_Work required_. Determine how many lines below include the string "title". Reply with the number only.

_Stored items_.
════════

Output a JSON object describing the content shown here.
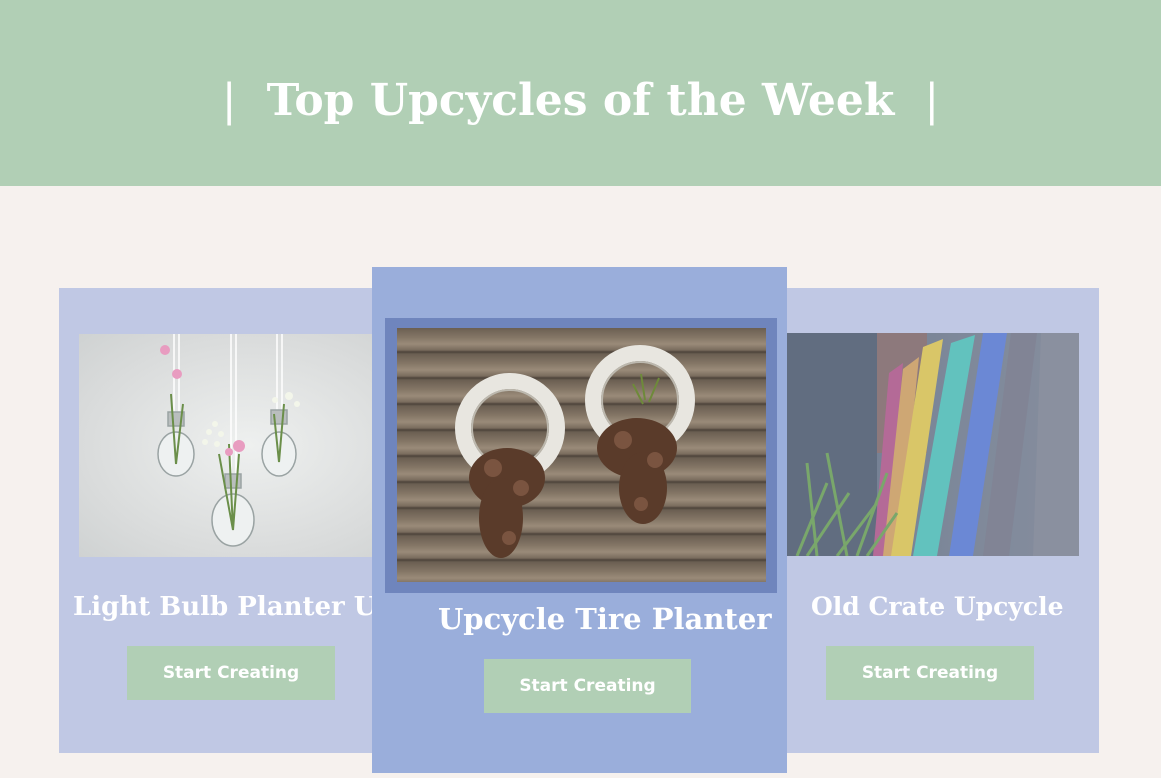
{
  "header": {
    "title": "Top Upcycles of the Week",
    "divider": "|"
  },
  "cards": [
    {
      "title": "Light Bulb Planter Upcycle",
      "image_alt": "light bulbs hanging with flowers",
      "button_label": "Start Creating"
    },
    {
      "title": "Upcycle Tire Planter",
      "image_alt": "white tires on wooden wall with plants",
      "button_label": "Start Creating"
    },
    {
      "title": "Old Crate Upcycle",
      "image_alt": "colorful painted wooden slats",
      "button_label": "Start Creating"
    }
  ],
  "colors": {
    "banner": "#b1cfb5",
    "page_background": "#f6f1ee",
    "side_card": "#c0c8e4",
    "center_card": "#9aaedb",
    "button": "#b1cfb5"
  }
}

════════

_Task solution_. 4